Our family raises old farm collies, English Shepherds. Like all the collie breeds, many within the breeds can carry the MDR1 mutation, which can cause many worming drugs (the Ivermectin/Heartguard family of drugs) to cross the blood/brain barrier and cause neurological issues in the dog. (For more on the MDR1 mutation, see the end of the article)
We try our best to “regard the life of our beasts” like it says in Proverbs 12:10.
A righteous man regardeth the life of his beast: but the tender mercies of the wicked are cruel.
We try to attend to their vitamin and mineral levels, and not poison them with chemicals and drugs, ‘naturally rearing’ our animals, dogs (and puppies) included.
When we lived in the more northern climate, the only worms we had to contend with were tapeworms.
After moving Southwest, we had both hookworm and giardia show up in stool samples for our summer litters. So we knew for our next litters, we would have to do something different.
After research, we tried the following protocol. It means weighing puppies and dosing accordingly, but, when our spring puppies’ stools were tested, they were worm free!
This is a ‘week-on’, ‘week off’ protocol; check for dead worms in the puppies stools in the ‘week off’.
Once per day:
Week 3- Black Walnut Tincture, in a dropper (be sure to ‘drop’ it in, not squirt, so that it does not enter the lungs forcefully)- ½ teaspoon per 3 wk old pup (for older dogs, 20 drops per 5lb)
Week 5- Apple Cider Vinegar (ACV) & Diatomaceous Earth (DE)1/2 tsp. each per 5lbs.
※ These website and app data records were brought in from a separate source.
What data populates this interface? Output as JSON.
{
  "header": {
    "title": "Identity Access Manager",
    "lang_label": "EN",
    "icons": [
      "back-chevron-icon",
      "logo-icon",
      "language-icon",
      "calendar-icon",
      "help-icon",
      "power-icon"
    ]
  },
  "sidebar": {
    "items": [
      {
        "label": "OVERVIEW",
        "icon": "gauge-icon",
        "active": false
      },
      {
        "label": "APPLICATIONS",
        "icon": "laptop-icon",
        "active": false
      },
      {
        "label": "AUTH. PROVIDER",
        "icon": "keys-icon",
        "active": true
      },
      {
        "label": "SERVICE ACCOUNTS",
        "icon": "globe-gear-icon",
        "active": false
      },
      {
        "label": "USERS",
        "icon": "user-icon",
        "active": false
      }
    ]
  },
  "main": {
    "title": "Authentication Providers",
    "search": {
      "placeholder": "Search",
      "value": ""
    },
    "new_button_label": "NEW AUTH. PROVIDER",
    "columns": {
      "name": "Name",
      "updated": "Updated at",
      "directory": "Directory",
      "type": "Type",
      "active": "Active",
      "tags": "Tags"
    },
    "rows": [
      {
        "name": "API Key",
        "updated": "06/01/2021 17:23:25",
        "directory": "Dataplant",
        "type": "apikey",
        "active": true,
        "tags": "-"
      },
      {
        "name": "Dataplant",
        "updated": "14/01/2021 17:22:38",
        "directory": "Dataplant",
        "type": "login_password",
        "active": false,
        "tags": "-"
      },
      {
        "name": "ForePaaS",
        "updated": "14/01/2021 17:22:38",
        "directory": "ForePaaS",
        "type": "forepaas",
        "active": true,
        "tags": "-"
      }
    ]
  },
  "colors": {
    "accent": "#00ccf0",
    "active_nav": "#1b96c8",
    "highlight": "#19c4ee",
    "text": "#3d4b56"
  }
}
Mixed with hydrated/wettened kibble. (The same dosage applies to older dogs)
Week 7- Ground Pumpkin Seeds mixed with hydrated/wettened kibble1 tsp per 10 lbs (The same dosage applies to older dogs)
Breeding Farm collies, we have heard and met people who lost their dogs to the Ivermectin deworming group of drugs, due to the MDR1 mutation.
You can purchase a cheek swab and test your dog for the mutation yourself.
Below are links to MDR1 test suppliers: (They can also test for other genetic diseases)